By Golf Channel DigitalDecember 10, 2017, 8:57 pm

Rain, lightning and hail pushed the Joburg Open to a Monday finish, with India’s Shubhankar Sharma holding a four-stroke lead with 11 holes to play in Johannesburg.

Play is scheduled to resume at 7:30 a.m. local time.

South Africa’s Erik van Rooyen will have a 3-foot putt for birdie to move within three shots of Sharma wen play resumes at the Randpark Golf Club. Sarma is at 22 under par.

Tapio Pulkkanen of Finland and James Morrison of England are tied for third at 14 under.

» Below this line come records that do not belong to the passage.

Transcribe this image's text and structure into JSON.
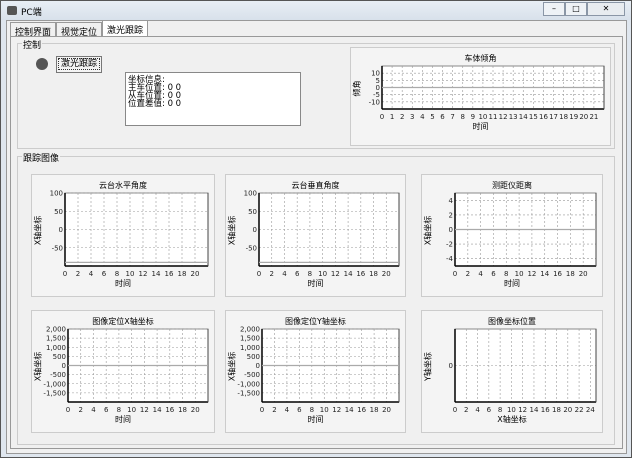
{
  "window": {
    "title": "PC端",
    "minimize": "–",
    "maximize": "□",
    "close": "✕"
  },
  "tabs": [
    {
      "label": "控制界面"
    },
    {
      "label": "视觉定位"
    },
    {
      "label": "激光跟踪",
      "active": true
    }
  ],
  "control": {
    "group_label": "控制",
    "status_color": "#555555",
    "button_label": "激光跟踪",
    "info_lines": [
      "坐标信息:",
      "主车位置:  0   0",
      "从车位置:  0   0",
      "位置差值:  0   0"
    ]
  },
  "tracking": {
    "group_label": "跟踪图像"
  },
  "chart_data": [
    {
      "id": "tilt",
      "type": "line",
      "title": "车体倾角",
      "xlabel": "时间",
      "ylabel": "倾角",
      "xlim": [
        0,
        22
      ],
      "ylim": [
        -15,
        15
      ],
      "xticks": [
        0,
        1,
        2,
        3,
        4,
        5,
        6,
        7,
        8,
        9,
        10,
        11,
        12,
        13,
        14,
        15,
        16,
        17,
        18,
        19,
        20,
        21
      ],
      "yticks": [
        10,
        5,
        0,
        -5,
        -10
      ],
      "ytick_labels": [
        "10",
        "5",
        "0",
        "-5",
        "-10"
      ],
      "grid": true,
      "series": [
        {
          "name": "倾角",
          "x": [
            0,
            22
          ],
          "y": [
            0,
            0
          ]
        }
      ]
    },
    {
      "id": "pan",
      "type": "line",
      "title": "云台水平角度",
      "xlabel": "时间",
      "ylabel": "X轴坐标",
      "xlim": [
        0,
        22
      ],
      "ylim": [
        -100,
        100
      ],
      "xticks": [
        0,
        2,
        4,
        6,
        8,
        10,
        12,
        14,
        16,
        18,
        20
      ],
      "yticks": [
        100,
        50,
        0,
        -50
      ],
      "ytick_labels": [
        "100",
        "50",
        "0",
        "-50"
      ],
      "grid": true,
      "series": [
        {
          "name": "水平角度",
          "x": [
            0,
            22
          ],
          "y": [
            -90,
            -90
          ]
        }
      ]
    },
    {
      "id": "tiltcam",
      "type": "line",
      "title": "云台垂直角度",
      "xlabel": "时间",
      "ylabel": "X轴坐标",
      "xlim": [
        0,
        22
      ],
      "ylim": [
        -100,
        100
      ],
      "xticks": [
        0,
        2,
        4,
        6,
        8,
        10,
        12,
        14,
        16,
        18,
        20
      ],
      "yticks": [
        100,
        50,
        0,
        -50
      ],
      "ytick_labels": [
        "100",
        "50",
        "0",
        "-50"
      ],
      "grid": true,
      "series": [
        {
          "name": "垂直角度",
          "x": [
            0,
            22
          ],
          "y": [
            -90,
            -90
          ]
        }
      ]
    },
    {
      "id": "range",
      "type": "line",
      "title": "测距仪距离",
      "xlabel": "时间",
      "ylabel": "X轴坐标",
      "xlim": [
        0,
        22
      ],
      "ylim": [
        -5,
        5
      ],
      "xticks": [
        0,
        2,
        4,
        6,
        8,
        10,
        12,
        14,
        16,
        18,
        20
      ],
      "yticks": [
        4,
        2,
        0,
        -2,
        -4
      ],
      "ytick_labels": [
        "4",
        "2",
        "0",
        "-2",
        "-4"
      ],
      "grid": true,
      "series": [
        {
          "name": "距离",
          "x": [
            0,
            22
          ],
          "y": [
            0,
            0
          ]
        }
      ]
    },
    {
      "id": "imgx",
      "type": "line",
      "title": "图像定位X轴坐标",
      "xlabel": "时间",
      "ylabel": "X轴坐标",
      "xlim": [
        0,
        22
      ],
      "ylim": [
        -2000,
        2000
      ],
      "xticks": [
        0,
        2,
        4,
        6,
        8,
        10,
        12,
        14,
        16,
        18,
        20
      ],
      "yticks": [
        2000,
        1500,
        1000,
        500,
        0,
        -500,
        -1000,
        -1500
      ],
      "ytick_labels": [
        "2,000",
        "1,500",
        "1,000",
        "500",
        "0",
        "-500",
        "-1,000",
        "-1,500"
      ],
      "grid": true,
      "series": [
        {
          "name": "X",
          "x": [
            0,
            22
          ],
          "y": [
            0,
            0
          ]
        }
      ]
    },
    {
      "id": "imgy",
      "type": "line",
      "title": "图像定位Y轴坐标",
      "xlabel": "时间",
      "ylabel": "X轴坐标",
      "xlim": [
        0,
        22
      ],
      "ylim": [
        -2000,
        2000
      ],
      "xticks": [
        0,
        2,
        4,
        6,
        8,
        10,
        12,
        14,
        16,
        18,
        20
      ],
      "yticks": [
        2000,
        1500,
        1000,
        500,
        0,
        -500,
        -1000,
        -1500
      ],
      "ytick_labels": [
        "2,000",
        "1,500",
        "1,000",
        "500",
        "0",
        "-500",
        "-1,000",
        "-1,500"
      ],
      "grid": true,
      "series": [
        {
          "name": "Y",
          "x": [
            0,
            22
          ],
          "y": [
            0,
            0
          ]
        }
      ]
    },
    {
      "id": "imgpos",
      "type": "scatter",
      "title": "图像坐标位置",
      "xlabel": "X轴坐标",
      "ylabel": "Y轴坐标",
      "xlim": [
        0,
        25
      ],
      "ylim": [
        -1,
        1
      ],
      "xticks": [
        0,
        2,
        4,
        6,
        8,
        10,
        12,
        14,
        16,
        18,
        20,
        22,
        24
      ],
      "yticks": [
        0
      ],
      "ytick_labels": [
        "0"
      ],
      "grid": true,
      "series": []
    }
  ]
}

Pulkkanen has 10 holes remaining, Morrison 11.

The top three finishers who are not already exempt, will get spots in next year’s Open Championship at Carnoustie.

 

 

Stricker, O'Hair team to win QBE Shootout

By Will GrayDecember 10, 2017, 8:55 pm

It may not count in the official tally, but Steve Stricker is once again in the winner's circle on the PGA Tour.

Stricker teamed with Sean O'Hair to win the two-person QBE Shootout, as the duo combined for a better-ball 64 in the final round to finish two shots clear of Graeme McDowell and Shane Lowry. It's the second win in this event for both men; Stricker won with Jerry Kelly back in 2009 while O'Hair lifted the trophy with Kenny Perry in 2012.

Stricker and O'Hair led wire-to-wire in the 54-hole, unofficial event after posting a 15-under 57 during the opening-round scramble.

"We just really gelled well together," Stricker said. "With his length the first day, getting some clubs into the greens, some short irons for me, we just fed off that first day quite a bit. We felt comfortable with one another."


Full-field scores from the QBE Shootout


Stricker won 12 times during his PGA Tour career, most recently at the 2012 Tournament of Champions. More recently the 50-year-old has been splitting his time on the PGA Tour Champions and captained the U.S. to a victory at the Presidents Cup in October. O'Hair has four official Tour wins, most recently at the 2011 RBC Canadian Open.

Pat Perez and Brian Harman finished alone in third, four shots behind Stricker and O'Hair. Lexi Thompson and Tony Finau, the lone co-ed pairing in the 12-team event, finished among a tie for fourth.